“Falls in line with the best of classical Southern fiction…but Ms. Smith’s vision is her own and places her among the best of contemporary Southern writers.
"The Atlanta Constitution"
Beloved North Carolina author Lee Smith was the guest of honor at a gala brunch held in Charlotte recently at the home of Kurt and Sherry Lindquist. Ms. Smith signed copies of her novels, and cut a special Family Linen cake which was a replica of the cover of her famed novel. She spoke glowingly of the screenwriter Ms. Ross and her adaptation of the novel. Ms. Smith said this novel is one of her favorites as it’s dedicated to her husband noted writer and journalist Hal Crowther, and she is just thrilled it’s being made into a movie.
The Lindquists, both prominent attorneys, are longtime friends of Clarinda Ross, a writer, actress and producer who resides in Santa Monica, CA as well as Boone, NC, where she grew up. Ross is the daughter of the late Dr. Carl A. Ross, an acclaimed southern historian, who was chair of the Department of Appalachian Studies at Appalachian State University at the time of his death. Her mother Charlotte still teaches at ASU in the Communication Arts Department and is a renowned storyteller of Appalachian tales and legends. Ross was surrounded by southern history, lore and writers growing up. She is best known for her work as playwright and actress in her own critically-acclaimed play FROM MY GRANDMOTHER’S GRANDMOTHER UNTO ME which was made into a film for PBS by director John D. Allen. GRANDMOTHER played to sold out houses at Charleston’s Piccolo Spoleto festival and was a featured act in two Cultural Olympiads representing the U. S.A.; Lillehammer, Norway in 1994 and in Atlanta in 1996.
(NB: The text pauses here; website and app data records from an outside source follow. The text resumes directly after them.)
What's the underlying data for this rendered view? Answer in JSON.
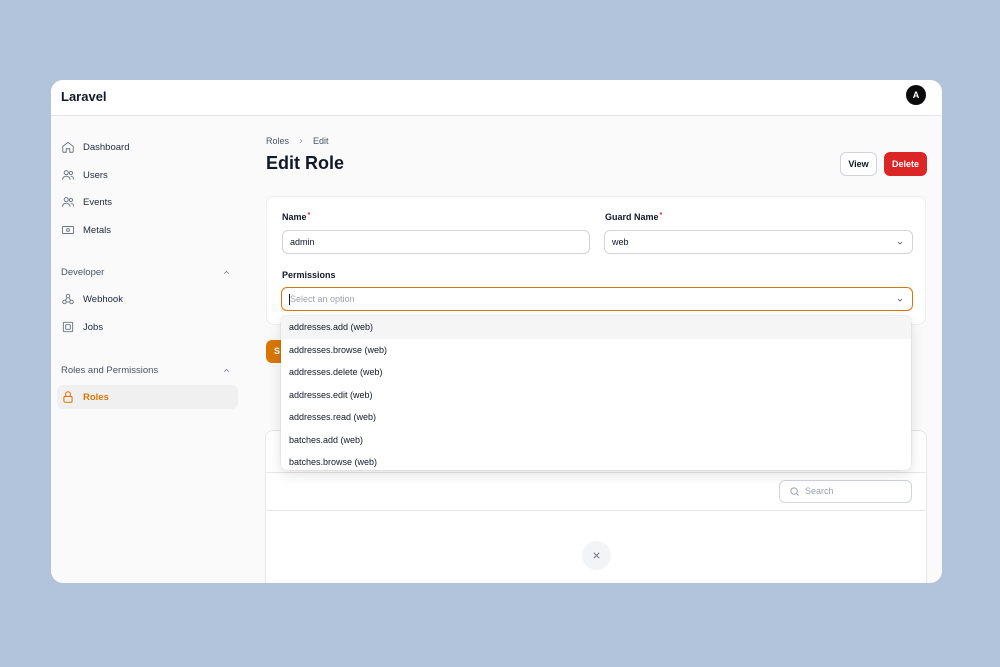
{
  "app": {
    "brand": "Laravel",
    "avatar_initial": "A"
  },
  "sidebar": {
    "items": [
      {
        "label": "Dashboard",
        "icon": "home-icon"
      },
      {
        "label": "Users",
        "icon": "users-icon"
      },
      {
        "label": "Events",
        "icon": "users-icon"
      },
      {
        "label": "Metals",
        "icon": "banknote-icon"
      }
    ],
    "groups": [
      {
        "label": "Developer",
        "items": [
          {
            "label": "Webhook",
            "icon": "webhook-icon"
          },
          {
            "label": "Jobs",
            "icon": "cpu-icon"
          }
        ]
      },
      {
        "label": "Roles and Permissions",
        "items": [
          {
            "label": "Roles",
            "icon": "lock-icon",
            "active": true
          }
        ]
      }
    ]
  },
  "breadcrumb": {
    "parent": "Roles",
    "current": "Edit"
  },
  "page": {
    "title": "Edit Role"
  },
  "header_actions": {
    "view_label": "View",
    "delete_label": "Delete"
  },
  "form": {
    "name_label": "Name",
    "name_value": "admin",
    "guard_label": "Guard Name",
    "guard_value": "web",
    "permissions_label": "Permissions",
    "permissions_placeholder": "Select an option",
    "required_mark": "*"
  },
  "permissions_options": [
    "addresses.add (web)",
    "addresses.browse (web)",
    "addresses.delete (web)",
    "addresses.edit (web)",
    "addresses.read (web)",
    "batches.add (web)",
    "batches.browse (web)"
  ],
  "save_button_label": "S",
  "relation": {
    "search_placeholder": "Search"
  },
  "colors": {
    "accent": "#d97706",
    "danger": "#dc2626",
    "background": "#b2c3dc"
  }
}
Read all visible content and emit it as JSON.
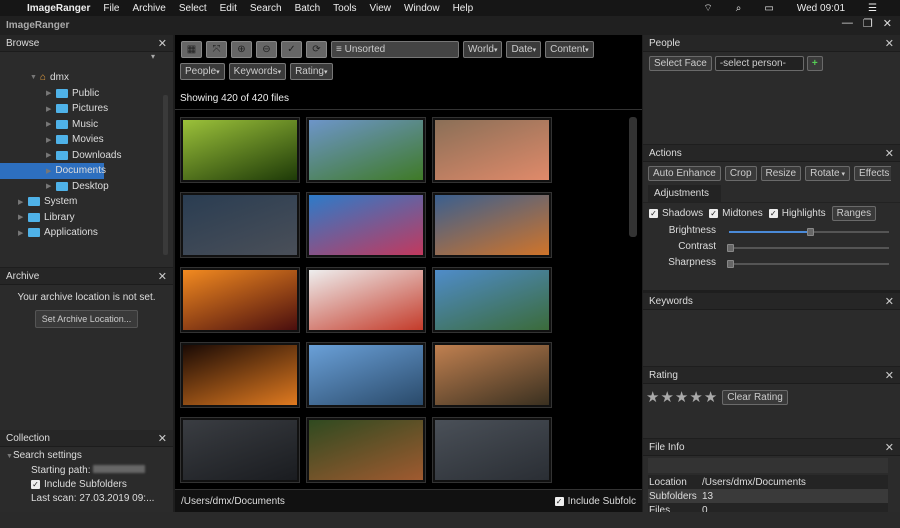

Ross had always admired the writings of celebrated NC author Lee Smith who went to graduate school with her mother Charlotte. Ross who fell in love with the novel FAMILY LINEN while attending college at ASU has written two plays, as well as many essays and short stories. However, she always thought FAMILY LINEN, the story of a group of middle aged siblings grappling with the death of their mother and some surprising revelations, felt cinematic. Ross who admits to having read the novel over 50 times since it was first published in 1984, consulted with author Lee Smith closely throughout the screenwriting process. Ross says, “It was necessary to condense the novel to fit into a cinematic format, some characters had to be combined or eliminated but I feel sure we have preserved the specificity, the southern-ness, the attention to detail that make Lee’s novels so fantastic.”